_Problem:_ Every entry should be returned exactly. Omit none of them.

_Input:_
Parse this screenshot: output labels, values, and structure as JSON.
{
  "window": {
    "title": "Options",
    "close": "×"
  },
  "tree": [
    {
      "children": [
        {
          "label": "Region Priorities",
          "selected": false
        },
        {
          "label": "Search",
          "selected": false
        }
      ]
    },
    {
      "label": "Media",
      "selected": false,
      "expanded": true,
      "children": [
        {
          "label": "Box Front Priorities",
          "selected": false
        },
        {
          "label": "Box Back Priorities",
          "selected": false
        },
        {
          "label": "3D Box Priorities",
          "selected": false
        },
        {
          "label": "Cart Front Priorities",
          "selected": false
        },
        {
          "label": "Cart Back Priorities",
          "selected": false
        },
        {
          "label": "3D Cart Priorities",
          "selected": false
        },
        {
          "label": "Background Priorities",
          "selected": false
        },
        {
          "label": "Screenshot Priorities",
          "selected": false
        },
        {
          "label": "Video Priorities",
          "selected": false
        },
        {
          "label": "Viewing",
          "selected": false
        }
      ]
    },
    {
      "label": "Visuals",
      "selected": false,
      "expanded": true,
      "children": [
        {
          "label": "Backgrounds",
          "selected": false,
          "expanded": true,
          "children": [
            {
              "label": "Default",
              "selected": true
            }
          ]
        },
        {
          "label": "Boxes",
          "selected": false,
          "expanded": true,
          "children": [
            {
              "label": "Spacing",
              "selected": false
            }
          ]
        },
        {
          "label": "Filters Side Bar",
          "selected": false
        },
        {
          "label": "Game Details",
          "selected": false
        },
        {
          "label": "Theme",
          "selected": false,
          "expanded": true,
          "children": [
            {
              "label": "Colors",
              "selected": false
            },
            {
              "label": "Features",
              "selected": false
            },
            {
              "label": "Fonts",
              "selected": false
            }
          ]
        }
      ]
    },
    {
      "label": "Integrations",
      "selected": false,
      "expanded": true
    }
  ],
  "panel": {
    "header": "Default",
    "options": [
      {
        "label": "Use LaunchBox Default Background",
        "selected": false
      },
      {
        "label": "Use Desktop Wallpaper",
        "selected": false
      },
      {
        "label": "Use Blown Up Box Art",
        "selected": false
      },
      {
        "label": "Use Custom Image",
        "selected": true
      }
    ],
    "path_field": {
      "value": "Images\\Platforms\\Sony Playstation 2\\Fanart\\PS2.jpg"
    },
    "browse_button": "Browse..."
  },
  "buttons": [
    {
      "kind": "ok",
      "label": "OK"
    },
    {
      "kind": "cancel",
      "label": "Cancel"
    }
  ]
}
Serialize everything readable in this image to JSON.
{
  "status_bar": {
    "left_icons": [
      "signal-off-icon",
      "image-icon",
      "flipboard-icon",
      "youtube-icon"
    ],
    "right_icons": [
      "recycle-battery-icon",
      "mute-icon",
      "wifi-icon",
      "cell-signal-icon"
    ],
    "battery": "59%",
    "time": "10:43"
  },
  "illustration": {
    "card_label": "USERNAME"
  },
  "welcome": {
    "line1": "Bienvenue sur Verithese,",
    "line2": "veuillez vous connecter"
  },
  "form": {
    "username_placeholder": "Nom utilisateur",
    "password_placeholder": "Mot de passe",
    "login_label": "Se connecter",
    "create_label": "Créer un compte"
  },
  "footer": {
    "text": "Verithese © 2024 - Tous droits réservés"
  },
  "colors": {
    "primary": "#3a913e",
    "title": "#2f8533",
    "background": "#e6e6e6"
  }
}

_Your response:_
Parse this screenshot: output labels, values, and structure as JSON.
{
  "window": {
    "title": "Options",
    "close": "×"
  },
  "tree": [
    {
      "children": [
        {
          "label": "Region Priorities",
          "selected": false
        },
        {
          "label": "Search",
          "selected": false
        }
      ]
    },
    {
      "label": "Media",
      "selected": false,
      "expanded": true,
      "children": [
        {
          "label": "Box Front Priorities",
          "selected": false
        },
        {
          "label": "Box Back Priorities",
          "selected": false
        },
        {
          "label": "3D Box Priorities",
          "selected": false
        },
        {
          "label": "Cart Front Priorities",
          "selected": false
        },
        {
          "label": "Cart Back Priorities",
          "selected": false
        },
        {
          "label": "3D Cart Priorities",
          "selected": false
        },
        {
          "label": "Background Priorities",
          "selected": false
        },
        {
          "label": "Screenshot Priorities",
          "selected": false
        },
        {
          "label": "Video Priorities",
          "selected": false
        },
        {
          "label": "Viewing",
          "selected": false
        }
      ]
    },
    {
      "label": "Visuals",
      "selected": false,
      "expanded": true,
      "children": [
        {
          "label": "Backgrounds",
          "selected": false,
          "expanded": true,
          "children": [
            {
              "label": "Default",
              "selected": true
            }
          ]
        },
        {
          "label": "Boxes",
          "selected": false,
          "expanded": true,
          "children": [
            {
              "label": "Spacing",
              "selected": false
            }
          ]
        },
        {
          "label": "Filters Side Bar",
          "selected": false
        },
        {
          "label": "Game Details",
          "selected": false
        },
        {
          "label": "Theme",
          "selected": false,
          "expanded": true,
          "children": [
            {
              "label": "Colors",
              "selected": false
            },
            {
              "label": "Features",
              "selected": false
            },
            {
              "label": "Fonts",
              "selected": false
            }
          ]
        }
      ]
    },
    {
      "label": "Integrations",
      "selected": false,
      "expanded": true
    }
  ],
  "panel": {
    "header": "Default",
    "options": [
      {
        "label": "Use LaunchBox Default Background",
        "selected": false
      },
      {
        "label": "Use Desktop Wallpaper",
        "selected": false
      },
      {
        "label": "Use Blown Up Box Art",
        "selected": false
      },
      {
        "label": "Use Custom Image",
        "selected": true
      }
    ],
    "path_field": {
      "value": "Images\\Platforms\\Sony Playstation 2\\Fanart\\PS2.jpg"
    },
    "browse_button": "Browse..."
  },
  "buttons": [
    {
      "kind": "ok",
      "label": "OK"
    },
    {
      "kind": "cancel",
      "label": "Cancel"
    }
  ]
}
Serialize everything readable in this image to JSON.
{
  "status_bar": {
    "left_icons": [
      "signal-off-icon",
      "image-icon",
      "flipboard-icon",
      "youtube-icon"
    ],
    "right_icons": [
      "recycle-battery-icon",
      "mute-icon",
      "wifi-icon",
      "cell-signal-icon"
    ],
    "battery": "59%",
    "time": "10:43"
  },
  "illustration": {
    "card_label": "USERNAME"
  },
  "welcome": {
    "line1": "Bienvenue sur Verithese,",
    "line2": "veuillez vous connecter"
  },
  "form": {
    "username_placeholder": "Nom utilisateur",
    "password_placeholder": "Mot de passe",
    "login_label": "Se connecter",
    "create_label": "Créer un compte"
  },
  "footer": {
    "text": "Verithese © 2024 - Tous droits réservés"
  },
  "colors": {
    "primary": "#3a913e",
    "title": "#2f8533",
    "background": "#e6e6e6"
  }
}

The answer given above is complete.